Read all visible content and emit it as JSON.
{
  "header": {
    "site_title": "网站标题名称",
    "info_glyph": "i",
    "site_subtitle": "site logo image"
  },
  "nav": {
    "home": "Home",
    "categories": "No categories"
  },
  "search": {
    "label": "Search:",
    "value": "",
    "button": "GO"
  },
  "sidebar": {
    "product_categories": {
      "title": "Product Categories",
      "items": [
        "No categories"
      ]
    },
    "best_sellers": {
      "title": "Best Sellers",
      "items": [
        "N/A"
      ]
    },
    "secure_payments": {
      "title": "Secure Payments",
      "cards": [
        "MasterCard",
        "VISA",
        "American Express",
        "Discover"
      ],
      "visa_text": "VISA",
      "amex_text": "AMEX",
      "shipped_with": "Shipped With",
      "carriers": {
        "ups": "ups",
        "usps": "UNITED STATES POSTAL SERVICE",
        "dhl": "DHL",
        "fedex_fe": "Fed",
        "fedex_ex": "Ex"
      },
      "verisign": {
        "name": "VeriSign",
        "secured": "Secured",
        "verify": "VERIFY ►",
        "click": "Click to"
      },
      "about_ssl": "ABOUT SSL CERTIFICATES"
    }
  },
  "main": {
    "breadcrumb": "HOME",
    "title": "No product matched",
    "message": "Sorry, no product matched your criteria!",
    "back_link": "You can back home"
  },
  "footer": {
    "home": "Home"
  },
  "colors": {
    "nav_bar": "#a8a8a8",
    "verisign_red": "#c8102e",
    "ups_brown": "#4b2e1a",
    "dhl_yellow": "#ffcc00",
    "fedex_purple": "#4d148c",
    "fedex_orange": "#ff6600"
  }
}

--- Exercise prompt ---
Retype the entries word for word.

--- Reply to the task ---
Read all visible content and emit it as JSON.
{
  "header": {
    "site_title": "网站标题名称",
    "info_glyph": "i",
    "site_subtitle": "site logo image"
  },
  "nav": {
    "home": "Home",
    "categories": "No categories"
  },
  "search": {
    "label": "Search:",
    "value": "",
    "button": "GO"
  },
  "sidebar": {
    "product_categories": {
      "title": "Product Categories",
      "items": [
        "No categories"
      ]
    },
    "best_sellers": {
      "title": "Best Sellers",
      "items": [
        "N/A"
      ]
    },
    "secure_payments": {
      "title": "Secure Payments",
      "cards": [
        "MasterCard",
        "VISA",
        "American Express",
        "Discover"
      ],
      "visa_text": "VISA",
      "amex_text": "AMEX",
      "shipped_with": "Shipped With",
      "carriers": {
        "ups": "ups",
        "usps": "UNITED STATES POSTAL SERVICE",
        "dhl": "DHL",
        "fedex_fe": "Fed",
        "fedex_ex": "Ex"
      },
      "verisign": {
        "name": "VeriSign",
        "secured": "Secured",
        "verify": "VERIFY ►",
        "click": "Click to"
      },
      "about_ssl": "ABOUT SSL CERTIFICATES"
    }
  },
  "main": {
    "breadcrumb": "HOME",
    "title": "No product matched",
    "message": "Sorry, no product matched your criteria!",
    "back_link": "You can back home"
  },
  "footer": {
    "home": "Home"
  },
  "colors": {
    "nav_bar": "#a8a8a8",
    "verisign_red": "#c8102e",
    "ups_brown": "#4b2e1a",
    "dhl_yellow": "#ffcc00",
    "fedex_purple": "#4d148c",
    "fedex_orange": "#ff6600"
  }
}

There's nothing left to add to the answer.